A writer friend of mine just started a new novel and is considering making the main character a doctor. Along with researching the education needed to become a doctor and the professional aspects of practicing medicine, my friend could also use Twitter to help round out her character. I’m sure she could find doctors Twittering (posting messages on Twitter) not only about their professional lives, but also their personal lives. This might give her insight into how some doctors balance work with recreation and family.

Another friend just published a short story about a young single mom. My friend is a 50-something woman with no children. She decided to search for and read blogs written by single mothers. By doing this, she was able to understand some of the concerns and emotions that come with being a single parent. She also found several colorful anecdotes that she changed somewhat and added to her story.

What other ways can you think of to use social media to jumpstart your writing?

Last year, I joined Twitter and Facebook. So far, I’ve built a network of about 500 followers on each site. Most of them are writers and people who share my social/political/religious viewpoints. One of my goals for 2010 is to add more variety to the people I follow. A good writer needs to see through fresh eyes, to understand opposing views and to feel with a compassionate heart the feelings of others. I hope that by this year’s end, I’ve learned to do that. I’ll be sharing notes about my progress here on my blog. I’ll also be posting other ways that social media impacts our writing.

If you’d like to follow me on Twitter and Facebook, you can click on the Twitter and Facebook badges on this page, or go to http://twitter.com/jeanfischer1 and http://www.facebook.com/jeanfischer.writer.

Happy writing!

Disclosure of Material Connection: I have not received any compensation for writing this post. I have no material connection to the brands, products, or services that I have mentioned. I am disclosing this in accordance with the Federal Trade Commission’s 16 CFR, Part 255: “Guides Concerning the Use of Endorsements and Testimonials in Advertising.”

Ziggy cartoon ©Tom Wilson


Susan J. Reinhardt said...

Hi Jean -

Great post! Facebook has proved a great way to meet writers, readers, friends, and family.

Don't you need some type of portable Internet connection to use Twitter effectively? I'm still trying to find out what's involved and how much of a time commitment it requires.

I'll check out Michael Hyatt's post. Thanks.

Susan :)

Susan J. Reinhardt said...

Hi Jean -

I read Michael Hyatt's post. This won't work for me as I don't have text messaging and don't want it. I've had problems with spam on that service.

I guess I'll stick with Facebook.

Susan :)

Jean Fischer said...

Hi, Susan.

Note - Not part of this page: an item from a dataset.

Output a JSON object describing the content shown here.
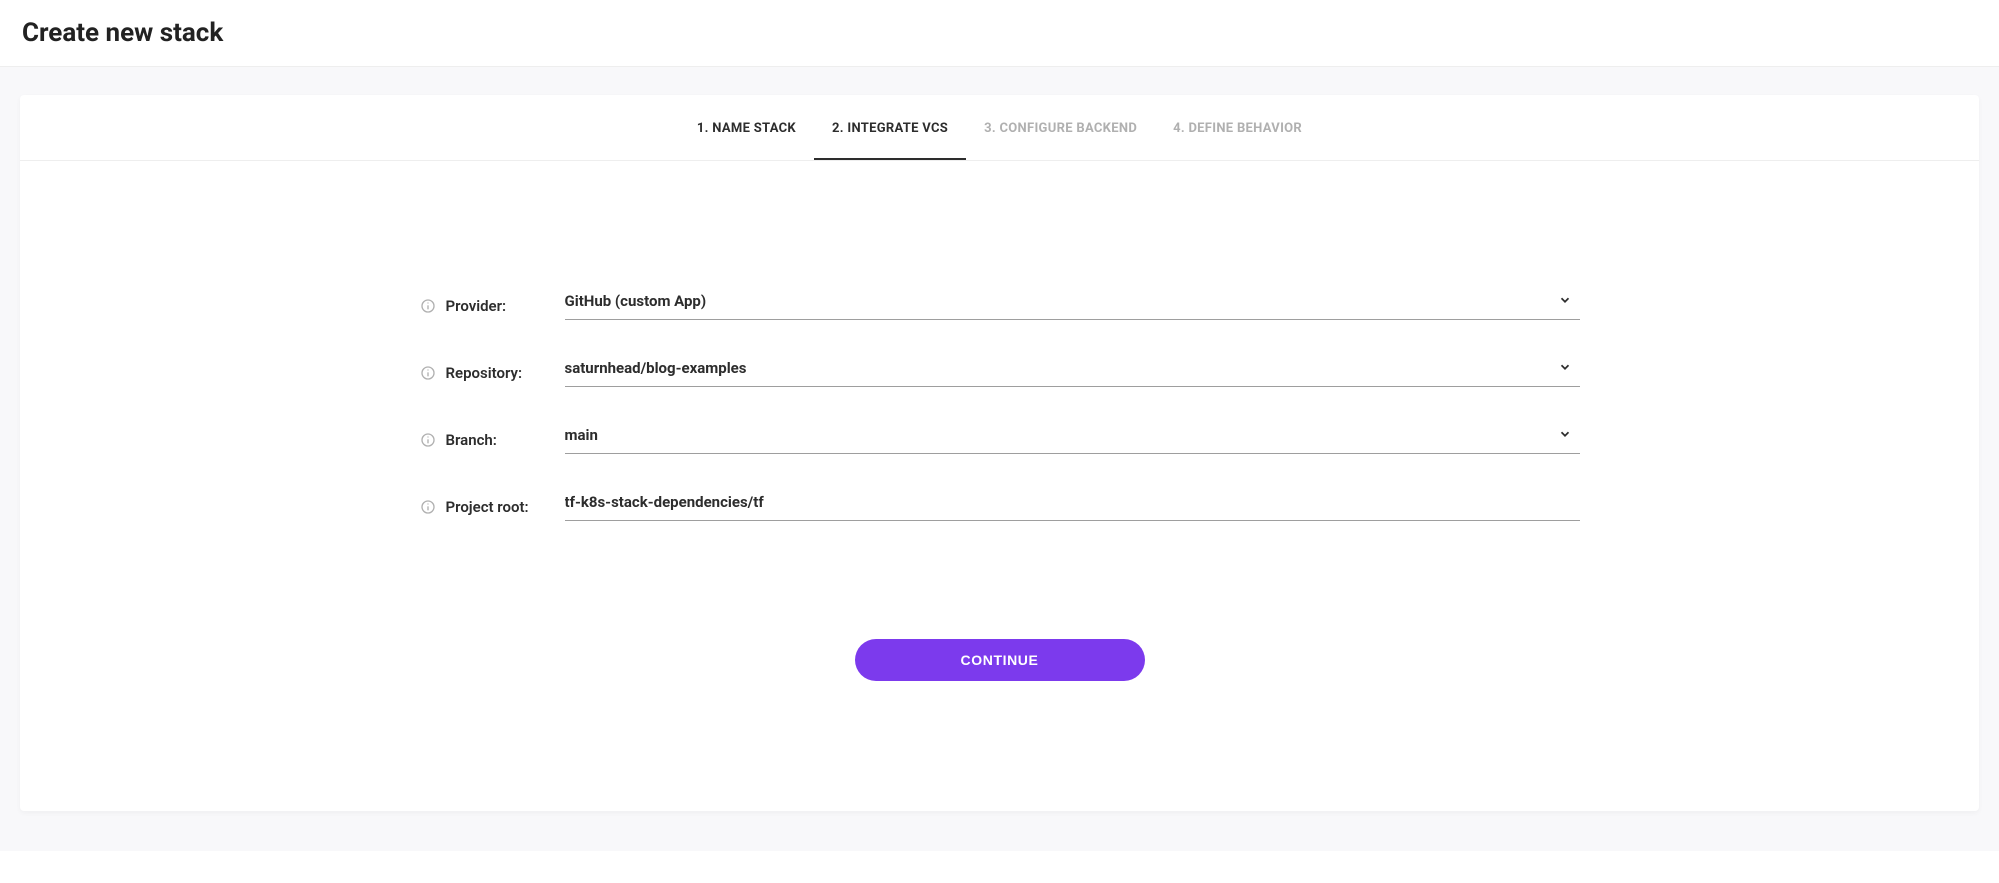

You don't need text messaging or anything else out of the ordinary to use Twitter. Some people like to sync Twitter with their cell phones, so they can Tweet from wherever they are, but that's totally optional.

I use Twitter on my computer the same way that I use Facebook. The main difference is that on Twitter, your posts are limited to 160 characters. That, in itself, is a challenge for writers. I've seen one person on Twitter who tweets nothing but haiku poetry.


Susan J. Reinhardt said...

Thanks for the tip, Jean. This might be doable. :)